Saved data entries
- - -

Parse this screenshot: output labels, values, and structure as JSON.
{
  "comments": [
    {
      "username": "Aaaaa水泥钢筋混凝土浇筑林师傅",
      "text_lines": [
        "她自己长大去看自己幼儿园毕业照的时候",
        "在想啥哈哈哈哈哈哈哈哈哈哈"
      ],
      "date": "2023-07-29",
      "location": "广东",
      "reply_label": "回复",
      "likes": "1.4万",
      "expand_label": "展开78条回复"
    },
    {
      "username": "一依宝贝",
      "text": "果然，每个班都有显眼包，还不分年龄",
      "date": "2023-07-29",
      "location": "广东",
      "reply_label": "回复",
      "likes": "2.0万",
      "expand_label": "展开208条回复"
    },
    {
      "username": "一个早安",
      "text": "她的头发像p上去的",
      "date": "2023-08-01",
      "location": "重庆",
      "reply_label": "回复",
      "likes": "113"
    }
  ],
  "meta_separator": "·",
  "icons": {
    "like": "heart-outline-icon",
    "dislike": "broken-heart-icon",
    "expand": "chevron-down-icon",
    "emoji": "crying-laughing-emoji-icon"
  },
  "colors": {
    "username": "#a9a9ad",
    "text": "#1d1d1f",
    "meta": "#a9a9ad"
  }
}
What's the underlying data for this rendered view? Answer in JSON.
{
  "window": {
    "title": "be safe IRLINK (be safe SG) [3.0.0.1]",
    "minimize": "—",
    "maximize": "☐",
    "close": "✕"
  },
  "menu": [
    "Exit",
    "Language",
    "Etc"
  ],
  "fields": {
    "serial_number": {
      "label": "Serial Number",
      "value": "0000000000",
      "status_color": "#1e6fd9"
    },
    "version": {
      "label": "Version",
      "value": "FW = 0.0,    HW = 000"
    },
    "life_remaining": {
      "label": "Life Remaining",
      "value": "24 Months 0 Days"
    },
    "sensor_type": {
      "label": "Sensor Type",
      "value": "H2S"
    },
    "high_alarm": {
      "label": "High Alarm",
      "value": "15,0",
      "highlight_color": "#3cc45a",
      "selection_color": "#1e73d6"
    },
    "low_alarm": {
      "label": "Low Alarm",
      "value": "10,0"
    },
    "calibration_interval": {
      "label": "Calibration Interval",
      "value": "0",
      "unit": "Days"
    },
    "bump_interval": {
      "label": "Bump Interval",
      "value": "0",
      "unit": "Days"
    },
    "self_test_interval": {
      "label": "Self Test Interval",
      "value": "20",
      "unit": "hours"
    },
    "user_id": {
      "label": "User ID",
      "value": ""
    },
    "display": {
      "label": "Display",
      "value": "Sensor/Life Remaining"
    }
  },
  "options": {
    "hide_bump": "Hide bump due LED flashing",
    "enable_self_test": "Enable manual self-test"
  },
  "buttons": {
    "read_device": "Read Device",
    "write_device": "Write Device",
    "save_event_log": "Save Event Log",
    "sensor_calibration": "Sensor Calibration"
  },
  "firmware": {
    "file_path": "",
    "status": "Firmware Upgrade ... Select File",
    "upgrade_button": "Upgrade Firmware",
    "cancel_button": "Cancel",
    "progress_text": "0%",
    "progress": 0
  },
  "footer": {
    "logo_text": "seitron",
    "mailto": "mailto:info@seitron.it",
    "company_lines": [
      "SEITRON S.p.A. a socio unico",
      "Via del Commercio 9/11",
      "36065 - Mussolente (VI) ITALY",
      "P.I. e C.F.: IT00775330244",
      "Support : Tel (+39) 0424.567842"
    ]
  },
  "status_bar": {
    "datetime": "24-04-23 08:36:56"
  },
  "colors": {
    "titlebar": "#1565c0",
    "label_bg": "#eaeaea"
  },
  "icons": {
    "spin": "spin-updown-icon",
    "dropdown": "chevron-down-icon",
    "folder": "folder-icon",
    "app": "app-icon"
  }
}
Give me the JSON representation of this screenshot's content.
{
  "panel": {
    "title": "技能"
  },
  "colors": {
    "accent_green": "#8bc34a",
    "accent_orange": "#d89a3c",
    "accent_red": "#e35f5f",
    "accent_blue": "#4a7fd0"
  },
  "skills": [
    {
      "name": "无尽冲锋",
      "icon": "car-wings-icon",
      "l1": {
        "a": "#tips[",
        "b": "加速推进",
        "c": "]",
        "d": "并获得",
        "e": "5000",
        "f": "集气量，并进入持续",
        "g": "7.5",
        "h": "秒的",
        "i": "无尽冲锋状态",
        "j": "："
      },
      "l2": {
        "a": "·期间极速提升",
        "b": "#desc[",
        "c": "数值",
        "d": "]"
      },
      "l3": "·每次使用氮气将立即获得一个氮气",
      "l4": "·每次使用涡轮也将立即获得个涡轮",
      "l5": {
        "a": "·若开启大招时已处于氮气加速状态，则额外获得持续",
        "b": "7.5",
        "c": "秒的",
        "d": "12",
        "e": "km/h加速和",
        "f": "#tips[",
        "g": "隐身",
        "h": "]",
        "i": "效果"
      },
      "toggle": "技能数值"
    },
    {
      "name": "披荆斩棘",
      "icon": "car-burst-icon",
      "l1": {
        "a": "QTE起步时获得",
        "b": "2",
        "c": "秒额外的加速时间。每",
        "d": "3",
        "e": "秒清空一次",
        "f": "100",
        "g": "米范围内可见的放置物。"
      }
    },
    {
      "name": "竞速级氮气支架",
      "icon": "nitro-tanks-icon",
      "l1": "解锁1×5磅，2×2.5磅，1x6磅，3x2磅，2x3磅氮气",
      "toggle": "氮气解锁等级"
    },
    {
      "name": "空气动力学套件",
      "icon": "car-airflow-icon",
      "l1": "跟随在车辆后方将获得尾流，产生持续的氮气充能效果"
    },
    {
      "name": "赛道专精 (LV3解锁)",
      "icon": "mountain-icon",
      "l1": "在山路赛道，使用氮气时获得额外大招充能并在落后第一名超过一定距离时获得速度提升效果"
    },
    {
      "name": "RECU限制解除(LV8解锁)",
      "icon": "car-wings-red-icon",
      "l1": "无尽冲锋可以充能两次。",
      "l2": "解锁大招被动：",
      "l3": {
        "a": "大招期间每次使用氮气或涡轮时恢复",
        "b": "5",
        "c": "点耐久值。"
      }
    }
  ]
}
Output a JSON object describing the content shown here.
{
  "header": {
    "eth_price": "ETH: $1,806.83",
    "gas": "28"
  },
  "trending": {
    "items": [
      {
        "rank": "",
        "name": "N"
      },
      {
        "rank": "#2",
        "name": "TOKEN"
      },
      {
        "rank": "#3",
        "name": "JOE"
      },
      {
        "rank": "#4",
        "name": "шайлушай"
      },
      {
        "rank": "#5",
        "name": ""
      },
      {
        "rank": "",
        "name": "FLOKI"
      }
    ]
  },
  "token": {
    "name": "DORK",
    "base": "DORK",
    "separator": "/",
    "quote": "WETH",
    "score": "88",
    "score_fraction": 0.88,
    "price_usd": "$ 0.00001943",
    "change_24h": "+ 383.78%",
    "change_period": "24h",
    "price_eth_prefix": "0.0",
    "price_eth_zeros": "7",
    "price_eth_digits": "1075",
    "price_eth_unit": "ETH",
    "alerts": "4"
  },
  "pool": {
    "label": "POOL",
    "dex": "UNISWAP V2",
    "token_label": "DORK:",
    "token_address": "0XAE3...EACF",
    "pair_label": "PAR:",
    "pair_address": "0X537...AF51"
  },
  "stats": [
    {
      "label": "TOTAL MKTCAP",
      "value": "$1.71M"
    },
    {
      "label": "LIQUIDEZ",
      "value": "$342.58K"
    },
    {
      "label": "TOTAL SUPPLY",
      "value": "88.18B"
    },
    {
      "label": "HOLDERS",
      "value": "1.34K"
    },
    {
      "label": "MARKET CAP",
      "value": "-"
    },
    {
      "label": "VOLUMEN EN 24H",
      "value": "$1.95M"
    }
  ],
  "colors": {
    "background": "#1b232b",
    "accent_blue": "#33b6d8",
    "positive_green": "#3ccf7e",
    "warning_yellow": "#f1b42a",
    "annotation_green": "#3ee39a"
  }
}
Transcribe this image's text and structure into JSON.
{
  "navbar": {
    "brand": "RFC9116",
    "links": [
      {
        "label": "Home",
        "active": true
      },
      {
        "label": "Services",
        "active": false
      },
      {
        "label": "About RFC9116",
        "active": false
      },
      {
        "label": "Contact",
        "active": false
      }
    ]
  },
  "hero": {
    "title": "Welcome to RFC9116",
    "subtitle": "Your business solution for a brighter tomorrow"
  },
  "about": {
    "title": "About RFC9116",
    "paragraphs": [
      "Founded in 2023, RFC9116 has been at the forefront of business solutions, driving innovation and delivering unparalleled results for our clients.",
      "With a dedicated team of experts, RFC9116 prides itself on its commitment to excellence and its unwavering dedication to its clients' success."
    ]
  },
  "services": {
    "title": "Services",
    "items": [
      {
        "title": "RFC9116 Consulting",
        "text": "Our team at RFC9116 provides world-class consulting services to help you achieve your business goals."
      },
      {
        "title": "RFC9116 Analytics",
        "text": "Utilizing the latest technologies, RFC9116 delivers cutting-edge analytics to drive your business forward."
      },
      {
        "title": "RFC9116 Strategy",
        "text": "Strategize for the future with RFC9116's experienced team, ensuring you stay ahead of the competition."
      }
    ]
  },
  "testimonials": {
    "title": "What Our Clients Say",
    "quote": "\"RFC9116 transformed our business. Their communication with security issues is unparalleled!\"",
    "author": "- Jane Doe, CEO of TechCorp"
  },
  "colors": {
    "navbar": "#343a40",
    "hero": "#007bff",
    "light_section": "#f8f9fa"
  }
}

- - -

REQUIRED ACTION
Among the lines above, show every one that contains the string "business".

SOLUTION TO THE EXERCISE
    "subtitle": "Your business solution for a brighter tomorrow"
      "Founded in 2023, RFC9116 has been at the forefront of business solutions, driving innovation and delivering unparalleled results for our clients.",
        "text": "Our team at RFC9116 provides world-class consulting services to help you achieve your business goals."
        "text": "Utilizing the latest technologies, RFC9116 delivers cutting-edge analytics to drive your business forward."
    "quote": "\"RFC9116 transformed our business. Their communication with security issues is unparalleled!\"",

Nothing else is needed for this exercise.